*** Stored data Section Begins ***
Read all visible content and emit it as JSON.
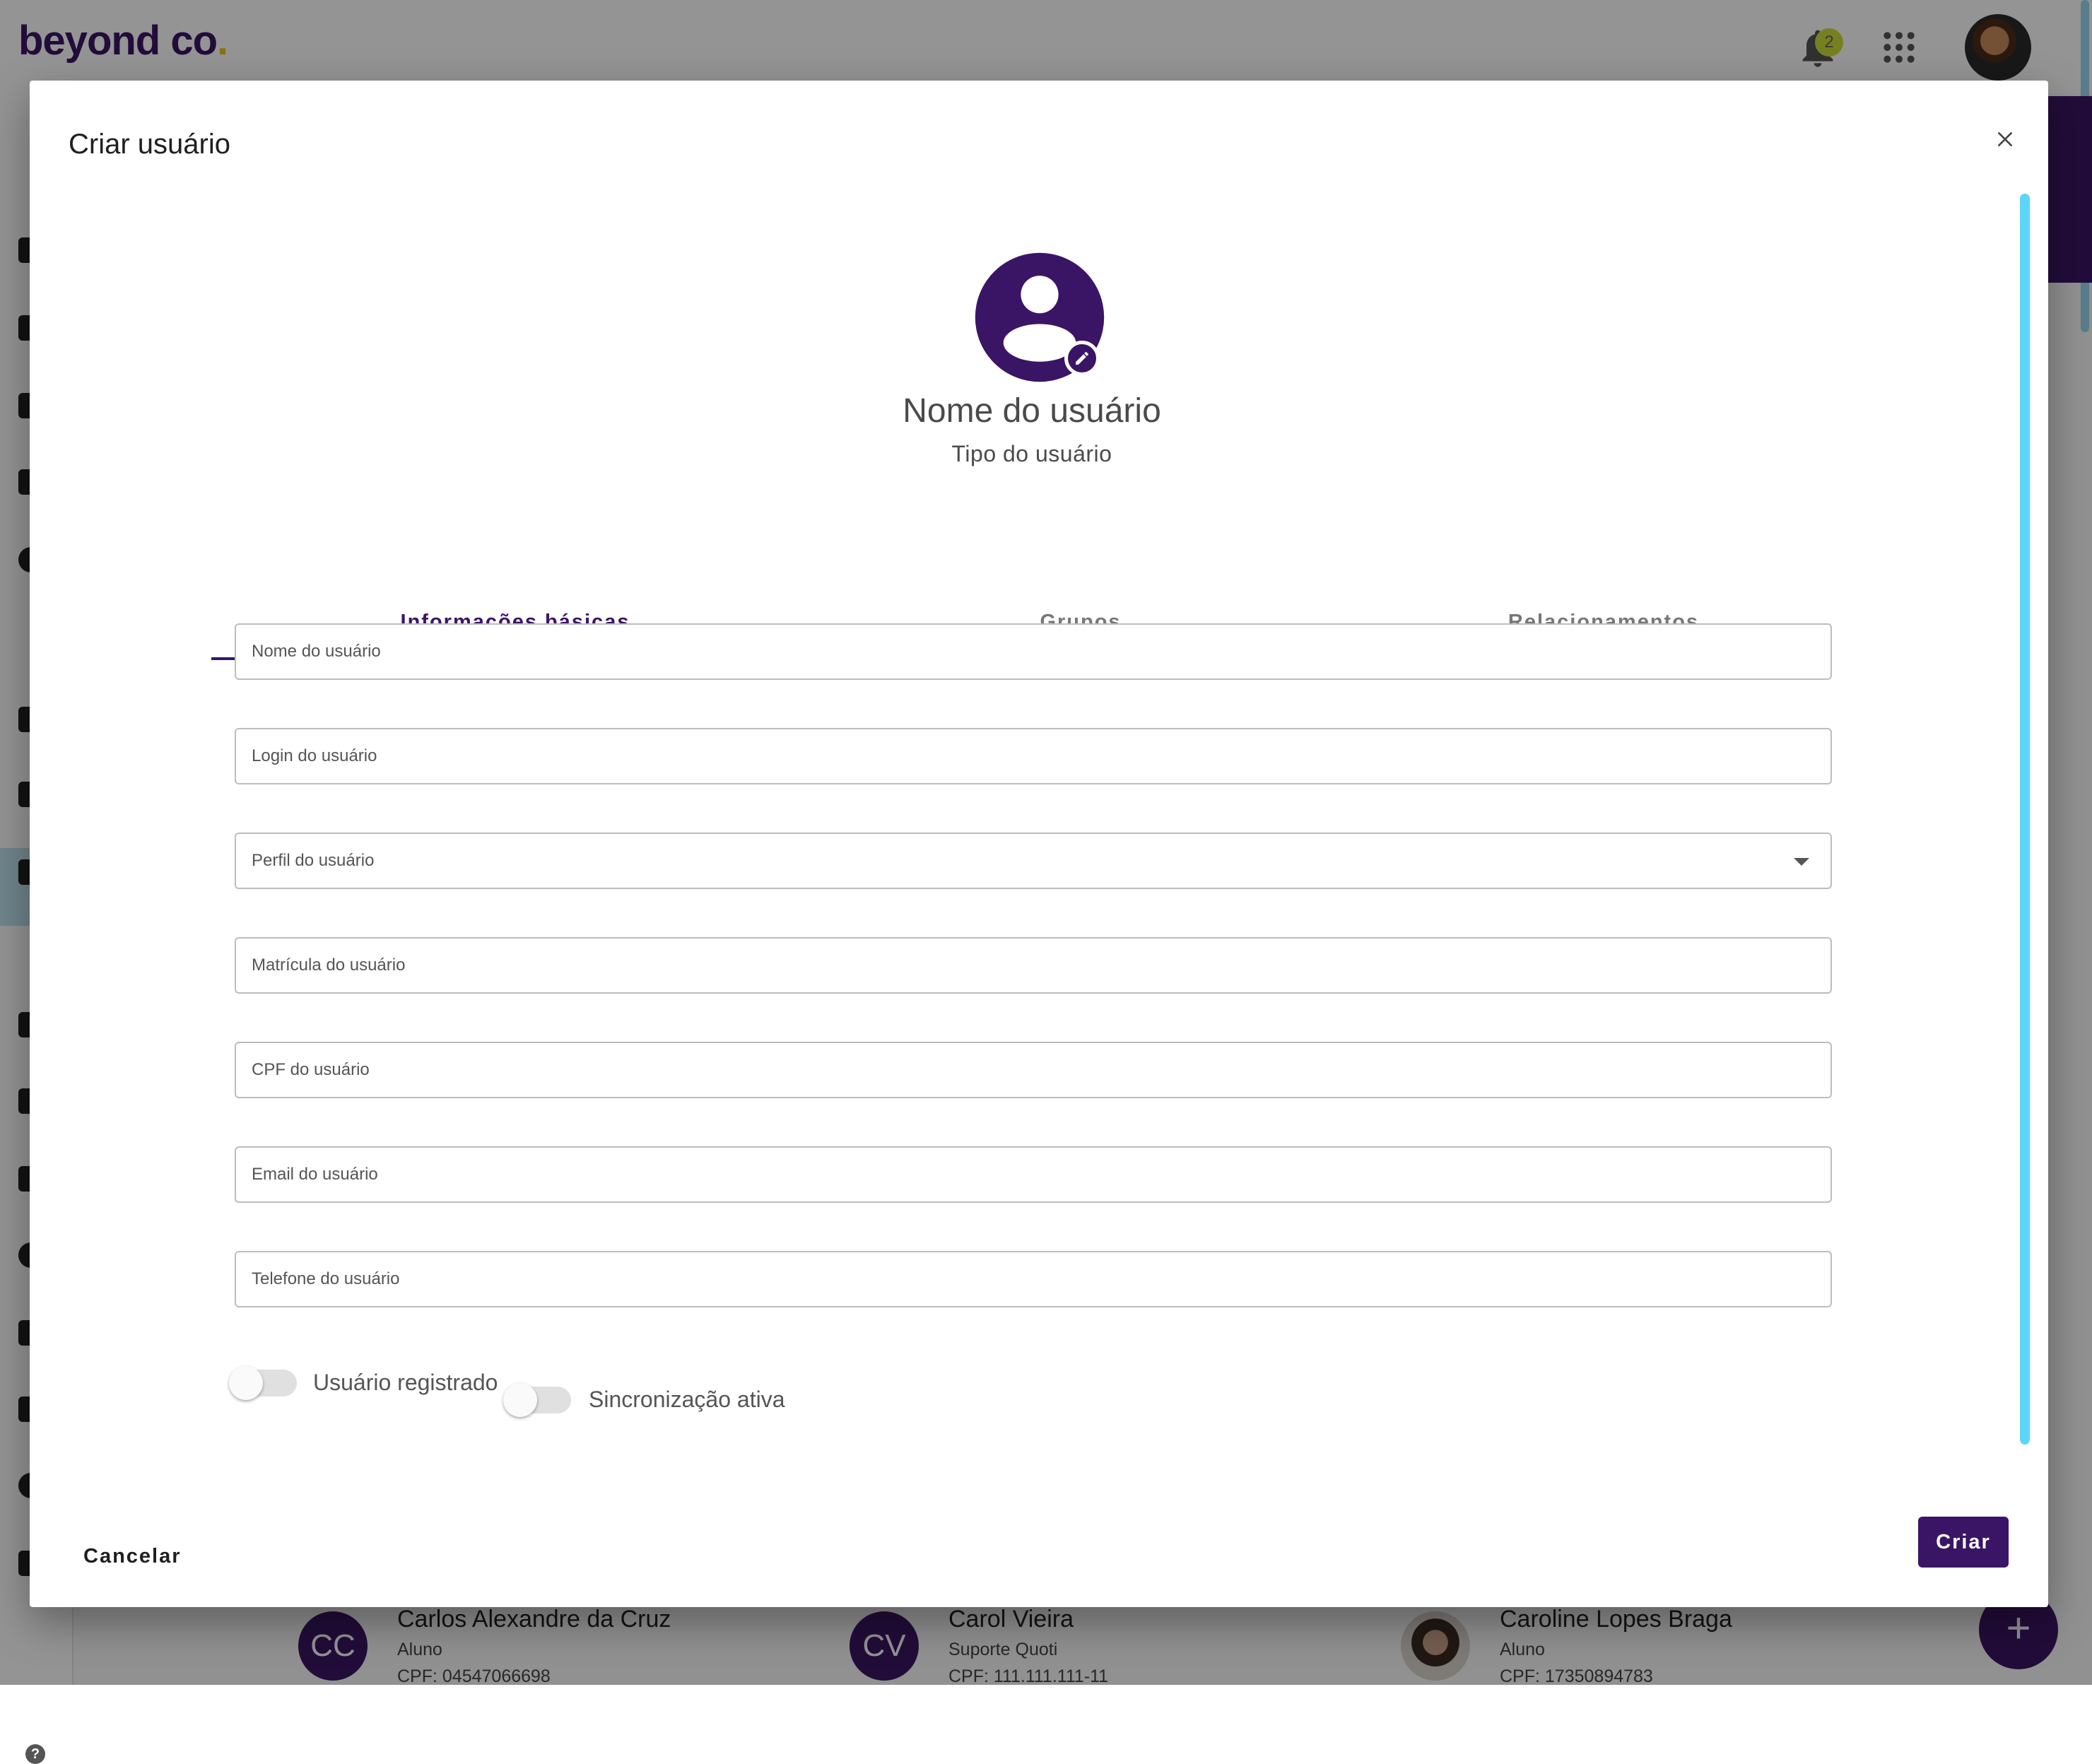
{
  "app": {
    "logo_text": "beyond co",
    "logo_dot": ".",
    "notifications_count": "2",
    "colors": {
      "brand": "#3b1565",
      "accent_yellow": "#f2c21a",
      "badge": "#cddc39",
      "scroll": "#5cd6f6"
    }
  },
  "background_cards": [
    {
      "initials": "CC",
      "name": "Carlos Alexandre da Cruz",
      "role": "Aluno",
      "cpf": "CPF: 04547066698"
    },
    {
      "initials": "CV",
      "name": "Carol Vieira",
      "role": "Suporte Quoti",
      "cpf": "CPF: 111.111.111-11"
    },
    {
      "initials": "",
      "name": "Caroline Lopes Braga",
      "role": "Aluno",
      "cpf": "CPF: 17350894783"
    }
  ],
  "fab_label": "+",
  "dialog": {
    "title": "Criar usuário",
    "close_icon": "close-icon",
    "profile": {
      "name": "Nome do usuário",
      "type": "Tipo do usuário"
    },
    "tabs": [
      {
        "label": "Informações básicas",
        "active": true
      },
      {
        "label": "Grupos",
        "active": false
      },
      {
        "label": "Relacionamentos",
        "active": false
      }
    ],
    "fields": {
      "name": {
        "placeholder": "Nome do usuário",
        "value": ""
      },
      "login": {
        "placeholder": "Login do usuário",
        "value": ""
      },
      "profile": {
        "label": "Perfil do usuário",
        "value": ""
      },
      "registration": {
        "placeholder": "Matrícula do usuário",
        "value": ""
      },
      "cpf": {
        "placeholder": "CPF do usuário",
        "value": ""
      },
      "email": {
        "placeholder": "Email do usuário",
        "value": ""
      },
      "phone": {
        "placeholder": "Telefone do usuário",
        "value": ""
      }
    },
    "toggles": [
      {
        "label": "Usuário registrado",
        "on": false
      },
      {
        "label": "Sincronização ativa",
        "on": false
      }
    ],
    "actions": {
      "cancel": "Cancelar",
      "create": "Criar"
    }
  }
}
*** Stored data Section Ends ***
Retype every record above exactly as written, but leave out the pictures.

Task result:
Read all visible content and emit it as JSON.
{
  "app": {
    "logo_text": "beyond co",
    "logo_dot": ".",
    "notifications_count": "2",
    "colors": {
      "brand": "#3b1565",
      "accent_yellow": "#f2c21a",
      "badge": "#cddc39",
      "scroll": "#5cd6f6"
    }
  },
  "background_cards": [
    {
      "initials": "CC",
      "name": "Carlos Alexandre da Cruz",
      "role": "Aluno",
      "cpf": "CPF: 04547066698"
    },
    {
      "initials": "CV",
      "name": "Carol Vieira",
      "role": "Suporte Quoti",
      "cpf": "CPF: 111.111.111-11"
    },
    {
      "initials": "",
      "name": "Caroline Lopes Braga",
      "role": "Aluno",
      "cpf": "CPF: 17350894783"
    }
  ],
  "fab_label": "+",
  "dialog": {
    "title": "Criar usuário",
    "close_icon": "close-icon",
    "profile": {
      "name": "Nome do usuário",
      "type": "Tipo do usuário"
    },
    "tabs": [
      {
        "label": "Informações básicas",
        "active": true
      },
      {
        "label": "Grupos",
        "active": false
      },
      {
        "label": "Relacionamentos",
        "active": false
      }
    ],
    "fields": {
      "name": {
        "placeholder": "Nome do usuário",
        "value": ""
      },
      "login": {
        "placeholder": "Login do usuário",
        "value": ""
      },
      "profile": {
        "label": "Perfil do usuário",
        "value": ""
      },
      "registration": {
        "placeholder": "Matrícula do usuário",
        "value": ""
      },
      "cpf": {
        "placeholder": "CPF do usuário",
        "value": ""
      },
      "email": {
        "placeholder": "Email do usuário",
        "value": ""
      },
      "phone": {
        "placeholder": "Telefone do usuário",
        "value": ""
      }
    },
    "toggles": [
      {
        "label": "Usuário registrado",
        "on": false
      },
      {
        "label": "Sincronização ativa",
        "on": false
      }
    ],
    "actions": {
      "cancel": "Cancelar",
      "create": "Criar"
    }
  }
}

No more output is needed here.